Cadmium and particulate matter toxicity

Peer-Reviewed Publication

PNAS Nexus

Engels et al. supplemental fig 2


High resolution microscopy images of cells from the (A) Control, (B) Urban 125μg/mL, or (C) Urban 500μg/mL exposure conditions captured using a 60x objective. Actin (red), nuclei (blue), and the histone phosphorylation γH2AX (green). Each image is displayed with the same bit range to show the increase in intensity of γH2AX as PM exposure concentration increases.

view more 

Credit: Engels et al.

Particulate matter causes health problems for those who inhale the fine droplets and particles, but the chemical composition of the mixture matters—and can vary widely across space and time. Lydia Contreras and colleagues characterize the consequences of varying levels of exposure to three chemically distinct particulate matter mixes, sourced from the National Institutes of Standards and Technology (NIST), in a human bronchial epithelial cell model. Following exposures, the authors measured changes in gene expression and cell morphology. NIST’s “Urban” and “Fine” particulate matter mixes, which were collected in St. Louis, Missouri and Prague, Czech Republic, respectively, induced significant changes in gene expression.
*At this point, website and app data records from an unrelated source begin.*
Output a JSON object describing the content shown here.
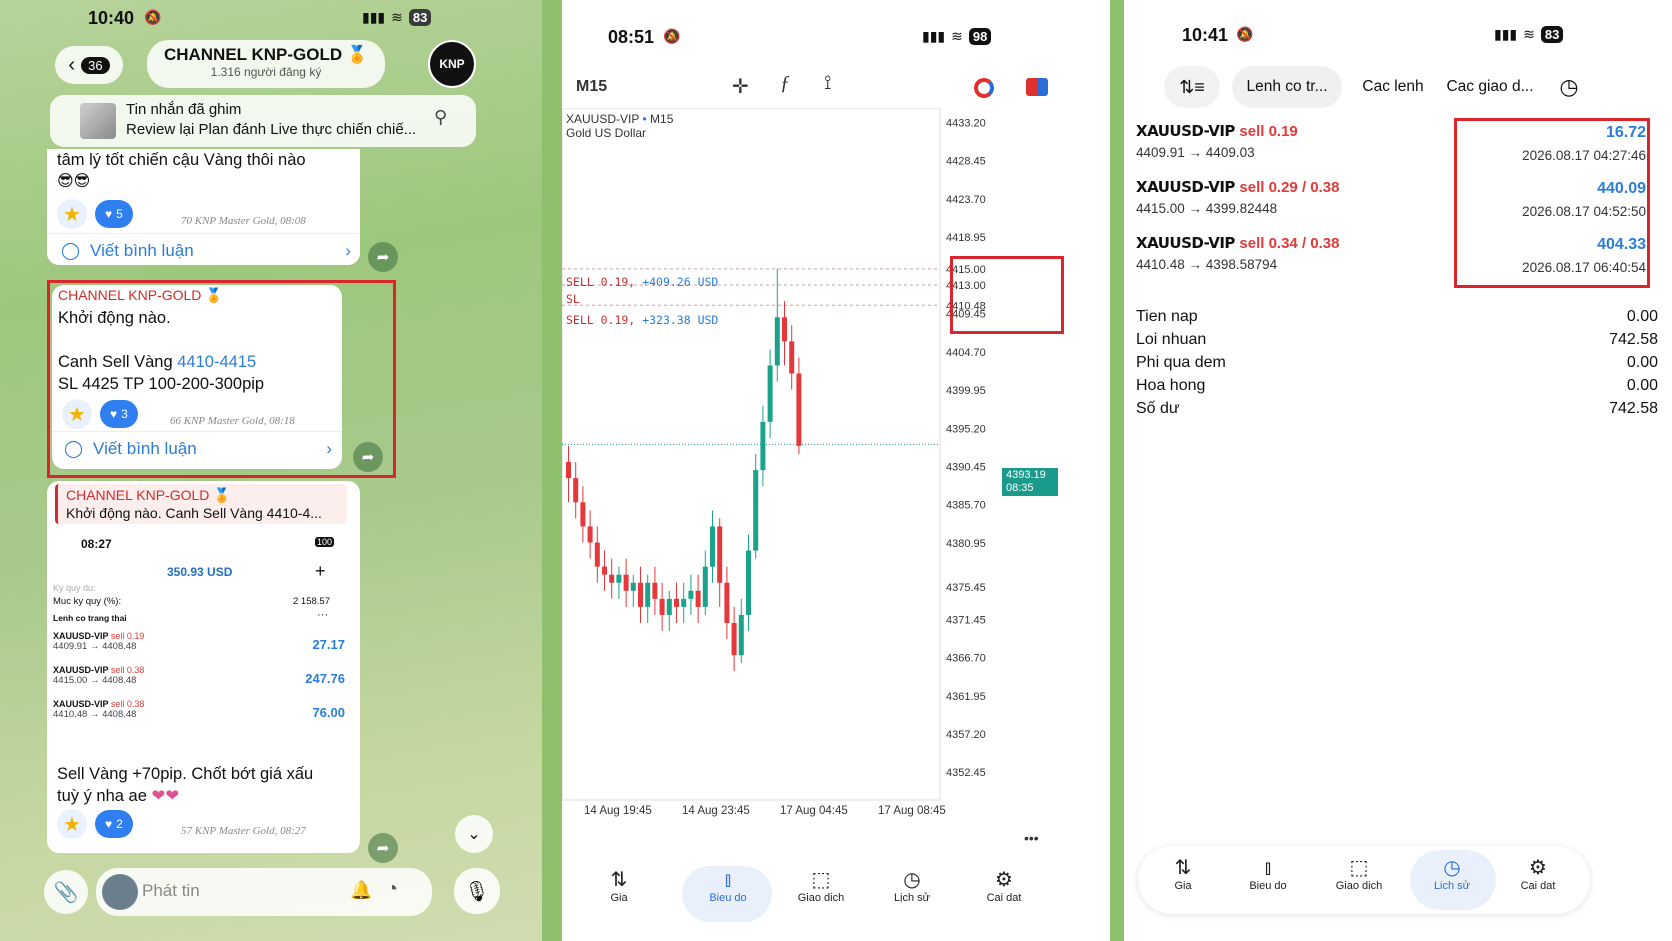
{
  "telegram": {
    "status_time": "10:40",
    "battery": "83",
    "back_count": "36",
    "channel_title": "CHANNEL KNP-GOLD",
    "subscribers": "1.316 người đăng ký",
    "avatar_text": "KNP",
    "pinned_title": "Tin nhắn đã ghim",
    "pinned_text": "Review lại Plan đánh Live thực chiến chiế...",
    "msg0_text": "tâm lý tốt chiến cậu Vàng thôi nào",
    "msg0_heart": "5",
    "msg0_meta": "70 KNP Master Gold, 08:08",
    "comment_label": "Viết bình luận",
    "msg1_channel": "CHANNEL KNP-GOLD",
    "msg1_line1": "Khởi động nào.",
    "msg1_line2_prefix": "Canh Sell Vàng ",
    "msg1_line2_link": "4410-4415",
    "msg1_line3": "SL 4425 TP 100-200-300pip",
    "msg1_heart": "3",
    "msg1_meta": "66 KNP Master Gold, 08:18",
    "reply_channel": "CHANNEL KNP-GOLD",
    "reply_text": "Khởi động nào. Canh Sell Vàng 4410-4...",
    "inner": {
      "time": "08:27",
      "battery": "100",
      "balance": "350.93 USD",
      "margin_label": "Muc ky quy (%):",
      "margin_value": "2 158.57",
      "ky_quy_label": "Ky quy du:",
      "open_label": "Lenh co trang thai",
      "rows": [
        {
          "sym": "XAUUSD-VIP",
          "side": "sell 0.19",
          "prices": "4409.91 → 4408.48",
          "profit": "27.17"
        },
        {
          "sym": "XAUUSD-VIP",
          "side": "sell 0.38",
          "prices": "4415.00 → 4408.48",
          "profit": "247.76"
        },
        {
          "sym": "XAUUSD-VIP",
          "side": "sell 0.38",
          "prices": "4410.48 → 4408.48",
          "profit": "76.00"
        }
      ]
    },
    "msg2_line1": "Sell Vàng +70pip. Chốt bớt giá xấu",
    "msg2_line2": "tuỳ ý nha ae",
    "msg2_heart": "2",
    "msg2_meta": "57 KNP Master Gold, 08:27",
    "input_placeholder": "Phát tin"
  },
  "chart_screen": {
    "status_time": "08:51",
    "battery": "98",
    "timeframe": "M15",
    "symbol": "XAUUSD-VIP",
    "symbol_tf": "M15",
    "symbol_desc": "Gold US Dollar",
    "pos1_label": "SELL 0.19,",
    "pos1_profit": "+409.26 USD",
    "sl_label": "SL",
    "pos2_label": "SELL 0.19,",
    "pos2_profit": "+323.38 USD",
    "price_tag": "4393.19",
    "price_tag_time": "08:35",
    "more": "•••",
    "nav": [
      {
        "label": "Gia",
        "icon": "updown-arrows-icon"
      },
      {
        "label": "Bieu do",
        "icon": "candles-icon"
      },
      {
        "label": "Giao dich",
        "icon": "trend-icon"
      },
      {
        "label": "Lịch sử",
        "icon": "history-icon"
      },
      {
        "label": "Cai dat",
        "icon": "gear-icon"
      }
    ]
  },
  "chart_data": {
    "type": "candlestick",
    "y_ticks": [
      "4433.20",
      "4428.45",
      "4423.70",
      "4418.95",
      "4415.00",
      "4413.00",
      "4410.48",
      "4409.45",
      "4404.70",
      "4399.95",
      "4395.20",
      "4390.45",
      "4385.70",
      "4380.95",
      "4375.45",
      "4371.45",
      "4366.70",
      "4361.95",
      "4357.20",
      "4352.45"
    ],
    "x_ticks": [
      "14 Aug 19:45",
      "14 Aug 23:45",
      "17 Aug 04:45",
      "17 Aug 08:45"
    ],
    "ylim": [
      4349,
      4435
    ],
    "current_price": 4393.19,
    "levels": [
      4415.0,
      4413.0,
      4410.48
    ],
    "candles": [
      [
        4391,
        4389,
        4393,
        4386
      ],
      [
        4389,
        4386,
        4391,
        4384
      ],
      [
        4386,
        4383,
        4388,
        4381
      ],
      [
        4383,
        4381,
        4385,
        4379
      ],
      [
        4381,
        4378,
        4383,
        4376
      ],
      [
        4378,
        4377,
        4380,
        4375
      ],
      [
        4377,
        4376,
        4379,
        4374
      ],
      [
        4376,
        4377,
        4378,
        4374
      ],
      [
        4377,
        4375,
        4379,
        4373
      ],
      [
        4375,
        4376,
        4377,
        4373
      ],
      [
        4376,
        4373,
        4378,
        4371
      ],
      [
        4373,
        4376,
        4377,
        4371
      ],
      [
        4376,
        4374,
        4378,
        4372
      ],
      [
        4374,
        4372,
        4376,
        4370
      ],
      [
        4372,
        4374,
        4375,
        4370
      ],
      [
        4374,
        4373,
        4376,
        4371
      ],
      [
        4373,
        4374,
        4376,
        4371
      ],
      [
        4374,
        4375,
        4377,
        4372
      ],
      [
        4375,
        4373,
        4377,
        4371
      ],
      [
        4373,
        4378,
        4380,
        4372
      ],
      [
        4378,
        4383,
        4385,
        4376
      ],
      [
        4383,
        4376,
        4384,
        4373
      ],
      [
        4376,
        4371,
        4378,
        4369
      ],
      [
        4371,
        4367,
        4373,
        4365
      ],
      [
        4367,
        4372,
        4374,
        4366
      ],
      [
        4372,
        4380,
        4382,
        4370
      ],
      [
        4380,
        4390,
        4392,
        4379
      ],
      [
        4390,
        4396,
        4398,
        4388
      ],
      [
        4396,
        4403,
        4405,
        4394
      ],
      [
        4403,
        4409,
        4415,
        4401
      ],
      [
        4409,
        4406,
        4411,
        4403
      ],
      [
        4406,
        4402,
        4408,
        4400
      ],
      [
        4402,
        4393,
        4404,
        4392
      ]
    ]
  },
  "history": {
    "status_time": "10:41",
    "battery": "83",
    "tabs": [
      "Lenh co tr...",
      "Cac lenh",
      "Cac giao d..."
    ],
    "rows": [
      {
        "sym": "XAUUSD-VIP",
        "side": "sell 0.19",
        "prices": "4409.91 → 4409.03",
        "profit": "16.72",
        "time": "2026.08.17 04:27:46"
      },
      {
        "sym": "XAUUSD-VIP",
        "side": "sell 0.29 / 0.38",
        "prices": "4415.00 → 4399.82448",
        "profit": "440.09",
        "time": "2026.08.17 04:52:50"
      },
      {
        "sym": "XAUUSD-VIP",
        "side": "sell 0.34 / 0.38",
        "prices": "4410.48 → 4398.58794",
        "profit": "404.33",
        "time": "2026.08.17 06:40:54"
      }
    ],
    "summary": [
      {
        "label": "Tien nap",
        "value": "0.00"
      },
      {
        "label": "Loi nhuan",
        "value": "742.58"
      },
      {
        "label": "Phi qua dem",
        "value": "0.00"
      },
      {
        "label": "Hoa hong",
        "value": "0.00"
      },
      {
        "label": "Số dư",
        "value": "742.58"
      }
    ],
    "nav": [
      {
        "label": "Gia",
        "icon": "updown-arrows-icon"
      },
      {
        "label": "Bieu do",
        "icon": "candles-icon"
      },
      {
        "label": "Giao dich",
        "icon": "trend-icon"
      },
      {
        "label": "Lich sử",
        "icon": "history-icon"
      },
      {
        "label": "Cai dat",
        "icon": "gear-icon"
      }
    ]
  }
}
Particulate matter collected from a diesel engine produced fewer changes. Higher exposures caused more significant changes. Different particulate matter mixes also induced different morphological changes, with exposure to the “Urban” and “Fine” mixtures causing cells to become smaller and more rounded than exposure to the “Diesel” mix. These small rounded cells had signs of significant DNA damage. Next, the authors worked to identify which chemicals were responsible for these changes. Cadmium levels varied between the three mixes tested. Further, when the “Diesel” mix was supplemented with cadmium, it induced changes similar to that of the “Urban” and “Fine” mixes. This indicated that cadmium is at least partially responsible for differences in DNA damage and toxicity between the mixtures, according to the authors.

Disclaimer: AAAS and EurekAlert! are not responsible for the accuracy of news releases posted to EurekAlert! by contributing institutions or for the use of any information through the EurekAlert system.